GTN (glyceryl trinitrate) patches have become a non invasive alternative treatment for persistent tendon pain. Other adjuncts such as Shockwave Therapy have been shown to be effective, but sometimes tendons can be stubborn. Injection therapy can also be useful but is more invasive and can pose risks to the tendon.

GTN patches are non invasive and were traditionally used for the treatment of angina which occurs in heart disease. The GTN is absorbed through the skin into the small blood vessels which then dilate and allows increased blood flow.

When using a GTN patch in the treatment of a painful tendon, we place the patch directly over the painful site to have an affect on tendon healing. 

How does GTN improve tendon pain?

The mechanisims are not fully understood however researchers think GTN increases levels of a molecule called nitric oxide. We know that nitric oxide opens the blood vessels but we think it also stimulates collagen and tendon healing.

Recent studies show that using a GTN patch over a painful tendon alongside an exercise routine helped improve patients pain.  

It’s important to remember NOTHING replaces the need to do your Physiotherapy exercises as well!

How do you use GTN patches in the treatment of your tendon pain?

The most important thing is getting the right diagnosis first. GTN patches will only work with tendinopathy. If your tendon is swollen and “creaking” its likely to be a different diagnosis. If you felt a ‘snap’ or ‘pop’ just prior to your pain starting, again we need to make sure your diagnosis is tendinopathy and not a tear of some sort. 
If we haven’t performed an ultrasound scan of your tendon, we suggest you get one in the first instance to confirm the diagnosis. 
The next most important thing to note is that it will work best when the tendon is just under the skin i.e superficial. That means it’s most appropriate for the achilles tendon, tennis elbow, patellar tendon and lateral ankle tendons. 
GTN patch application advice.
Once we have identified where to place the patch you should start with half a patch. This is to reduce the chances of side effects you might get. Cut the patch in half and place half a patch onto the skin over the most tender part of the tendon. Dont use the other half of the patch. Throw it away!
Put the patch on in the morning and take it off at night to rest the area and prevent overloading the area with GTN. You should always take the patch off overnight. 
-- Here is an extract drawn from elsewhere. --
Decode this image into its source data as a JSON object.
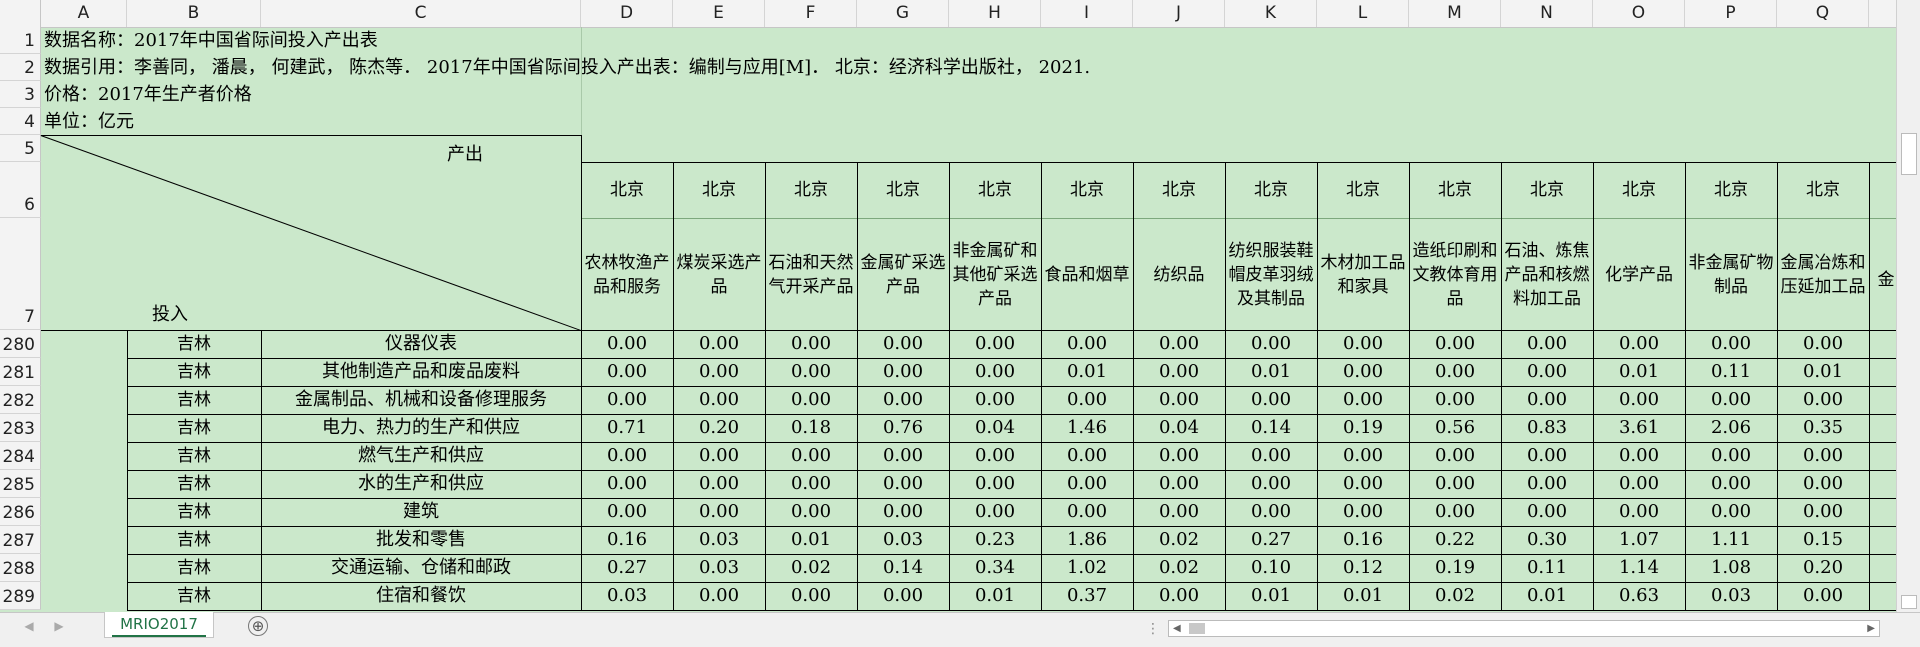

You can exercise and shower with the patch on through the day but stop if you notice any skin irritation that is not settling overnight. If you are tolerating half a patch after a few days you can progress up to 1 patch per day. 

We suggest using a patch for 2-3 months to help with pain alongside your exercise plan. Some studies looked at using the patch for much longer in severe cases for up to 6 months. 

Are there side effects when using a GTN patch?

The most common side effect is a headache. This is due to the effects on the blood vessels mentioned earlier. Paracetamol may help alleviate this and your body is likely to acclimatise to the patch so the headaches should reduce. You could also reduce the dose by only using 1/4 of a patch and progress up from there. 

Skin rash can be common too. Move the patch slightly each administration to give the irritated area some respite. Don’t stray too far from the tender part of the tendon or it may not have the desired effect. 

There could be interactions with other medications that you currently take,  so please check with your GP before using.

Key facts from the studies:

  • Using the topical patch for up to 6 months is superior to placebo
  • Useful adjunct for non-responders to other treatments in chronic tendon pain
  • Side effects include headaches  due to cerebral vasodilation (Increased blood flow to the head)

Please contact us for further advice regarding your tendon pain if you have any questions.